- _WHAT THE EXERCISE ASKS_: Wherever the word "required" turns up in a line of the entries, copy that line.

- _DATASET ENTRIES_:
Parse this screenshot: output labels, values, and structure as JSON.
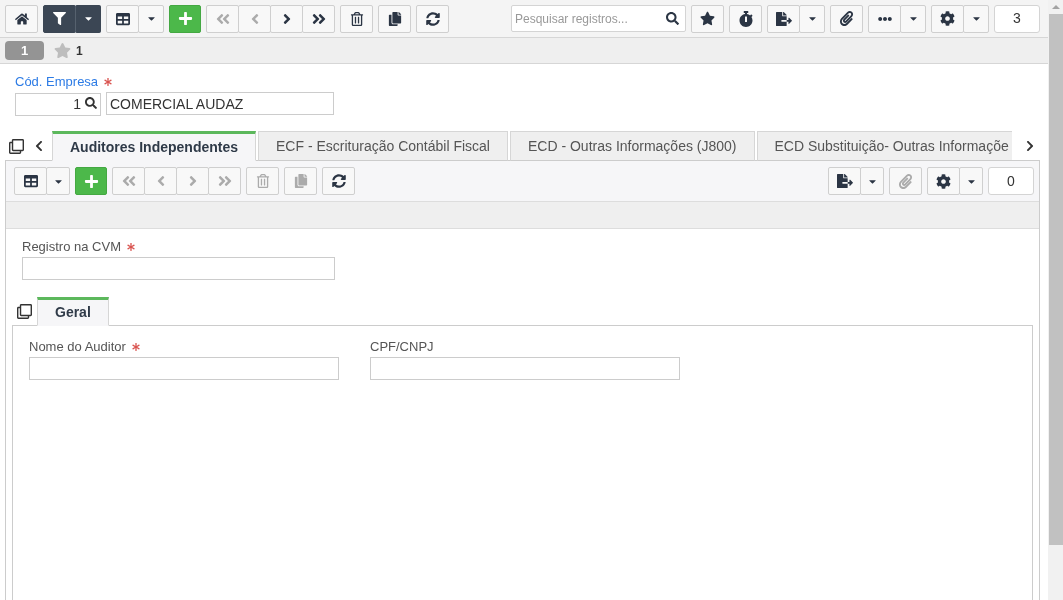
{
  "main_toolbar": {
    "left_buttons": [
      {
        "kind": "home",
        "disabled": false
      },
      {
        "kind": "filter",
        "disabled": false
      },
      {
        "kind": "view",
        "disabled": false
      },
      {
        "kind": "add",
        "disabled": false
      },
      {
        "kind": "first",
        "disabled": true
      },
      {
        "kind": "previous",
        "disabled": true
      },
      {
        "kind": "next",
        "disabled": false
      },
      {
        "kind": "last",
        "disabled": false
      },
      {
        "kind": "delete",
        "disabled": false
      },
      {
        "kind": "copy",
        "disabled": false
      },
      {
        "kind": "refresh",
        "disabled": false
      }
    ],
    "search": {
      "placeholder": "Pesquisar registros..."
    },
    "right_buttons": [
      {
        "kind": "favorite",
        "disabled": false
      },
      {
        "kind": "timer",
        "disabled": false
      },
      {
        "kind": "export",
        "disabled": false
      },
      {
        "kind": "attach",
        "disabled": false
      },
      {
        "kind": "more",
        "disabled": false
      },
      {
        "kind": "settings",
        "disabled": false
      }
    ],
    "record_count": "3"
  },
  "record_bar": {
    "record_number": "1",
    "favorites_count": "1"
  },
  "company": {
    "label": "Cód. Empresa",
    "required": true,
    "code": "1",
    "name": "COMERCIAL AUDAZ"
  },
  "tabs": [
    {
      "label": "Auditores Independentes",
      "selected": true
    },
    {
      "label": "ECF - Escrituração Contábil Fiscal",
      "selected": false
    },
    {
      "label": "ECD - Outras Informações (J800)",
      "selected": false
    },
    {
      "label": "ECD Substituição- Outras Informaçõe",
      "selected": false
    }
  ],
  "detail_panel": {
    "toolbar": {
      "left_buttons": [
        {
          "kind": "view",
          "disabled": false
        },
        {
          "kind": "add",
          "disabled": false
        },
        {
          "kind": "first",
          "disabled": true
        },
        {
          "kind": "previous",
          "disabled": true
        },
        {
          "kind": "next",
          "disabled": true
        },
        {
          "kind": "last",
          "disabled": true
        },
        {
          "kind": "delete",
          "disabled": true
        },
        {
          "kind": "copy",
          "disabled": true
        },
        {
          "kind": "refresh",
          "disabled": false
        }
      ],
      "right_buttons": [
        {
          "kind": "export",
          "disabled": false
        },
        {
          "kind": "attach",
          "disabled": true
        },
        {
          "kind": "settings",
          "disabled": false
        }
      ],
      "record_count": "0"
    },
    "fields": [
      {
        "label": "Registro na CVM",
        "required": true
      }
    ],
    "sub_tabs": [
      {
        "label": "Geral",
        "selected": true
      }
    ],
    "sub_fields": [
      {
        "label": "Nome do Auditor",
        "required": true
      },
      {
        "label": "CPF/CNPJ",
        "required": false
      }
    ]
  }
}
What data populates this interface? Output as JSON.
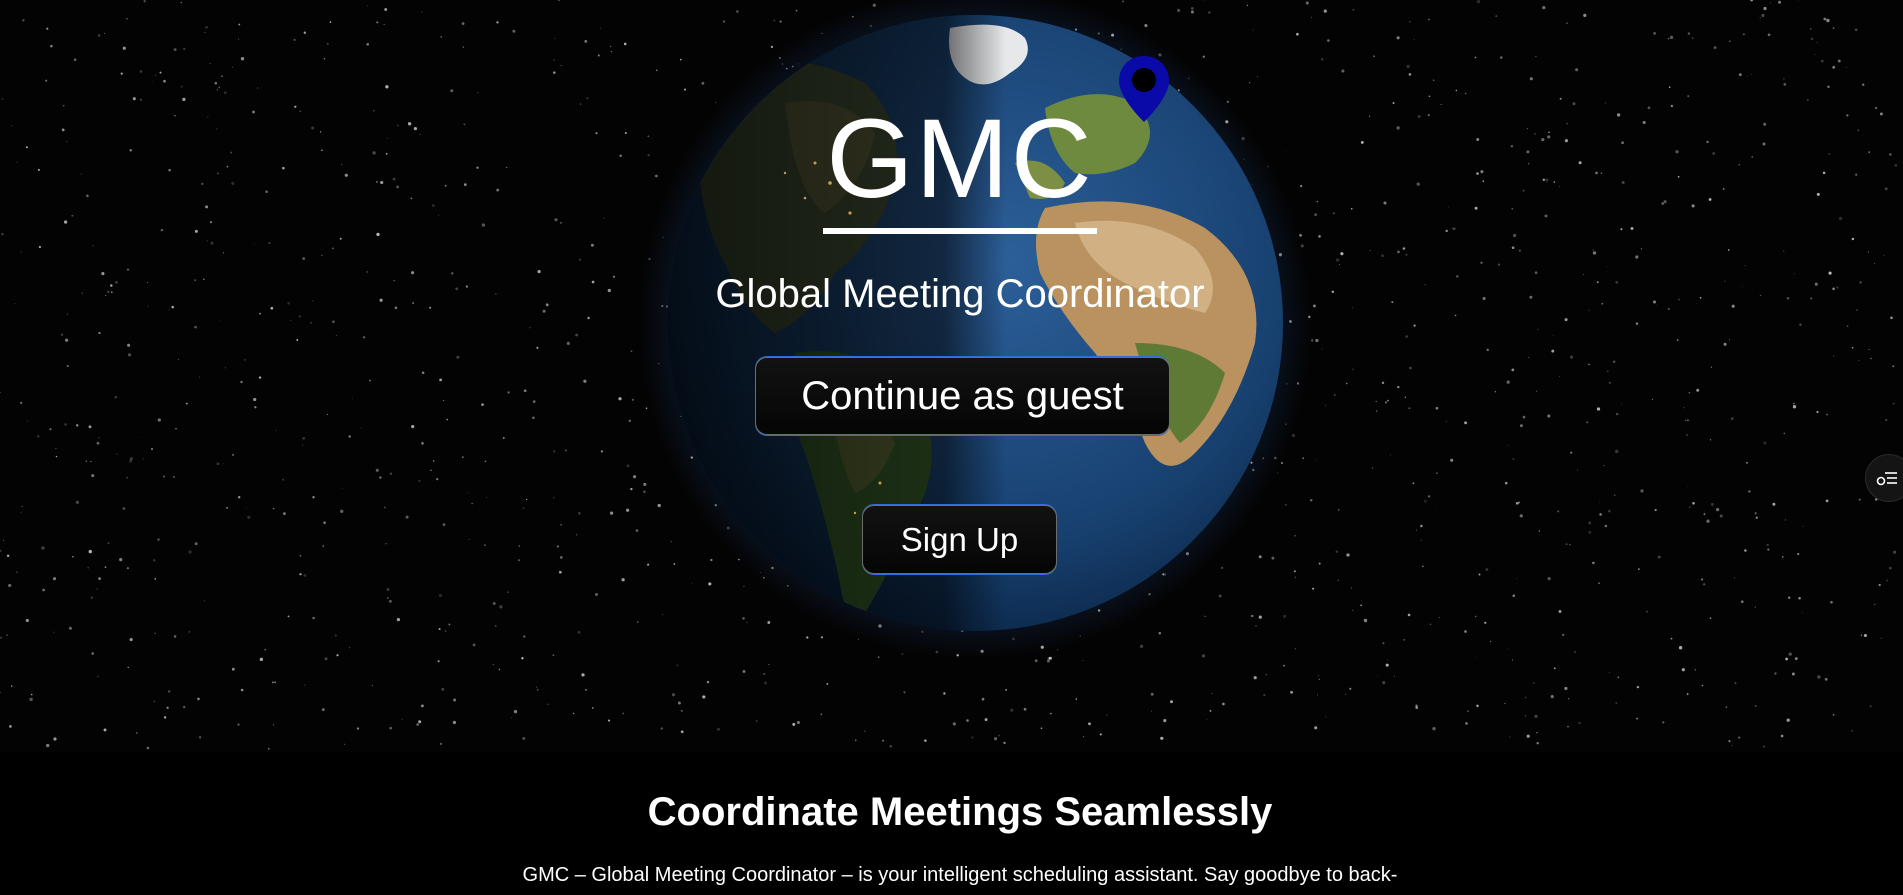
{
  "hero": {
    "logo_text": "GMC",
    "subtitle": "Global Meeting Coordinator",
    "guest_button_label": "Continue as guest",
    "signup_button_label": "Sign Up"
  },
  "icons": {
    "location_pin": "map-pin-icon",
    "side_widget": "settings-list-icon",
    "globe": "earth-globe"
  },
  "colors": {
    "background": "#000000",
    "pin": "#0a0aa8",
    "button_accent": "#2f6ddb",
    "text": "#ffffff"
  },
  "about": {
    "heading": "Coordinate Meetings Seamlessly",
    "text": "GMC – Global Meeting Coordinator – is your intelligent scheduling assistant. Say goodbye to back-"
  }
}
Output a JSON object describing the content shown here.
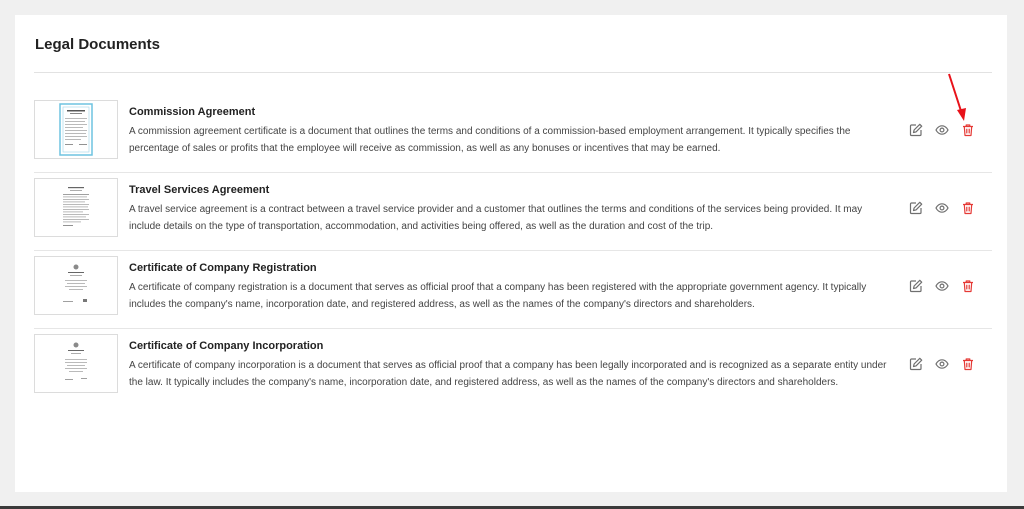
{
  "page": {
    "title": "Legal Documents"
  },
  "documents": [
    {
      "title": "Commission Agreement",
      "description": "A commission agreement certificate is a document that outlines the terms and conditions of a commission-based employment arrangement. It typically specifies the percentage of sales or profits that the employee will receive as commission, as well as any bonuses or incentives that may be earned."
    },
    {
      "title": "Travel Services Agreement",
      "description": "A travel service agreement is a contract between a travel service provider and a customer that outlines the terms and conditions of the services being provided. It may include details on the type of transportation, accommodation, and activities being offered, as well as the duration and cost of the trip."
    },
    {
      "title": "Certificate of Company Registration",
      "description": "A certificate of company registration is a document that serves as official proof that a company has been registered with the appropriate government agency. It typically includes the company's name, incorporation date, and registered address, as well as the names of the company's directors and shareholders."
    },
    {
      "title": "Certificate of Company Incorporation",
      "description": "A certificate of company incorporation is a document that serves as official proof that a company has been legally incorporated and is recognized as a separate entity under the law. It typically includes the company's name, incorporation date, and registered address, as well as the names of the company's directors and shareholders."
    }
  ],
  "icons": {
    "edit": "edit-icon",
    "view": "eye-icon",
    "delete": "trash-icon"
  },
  "colors": {
    "icon_gray": "#6f6f6f",
    "delete_red": "#e53935",
    "annotation_arrow": "#e8121a",
    "thumb_accent": "#6ec3e0"
  }
}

- _YOUR SOLUTION_:
    "required": true,
        "required": true
        "required": true
        "required": false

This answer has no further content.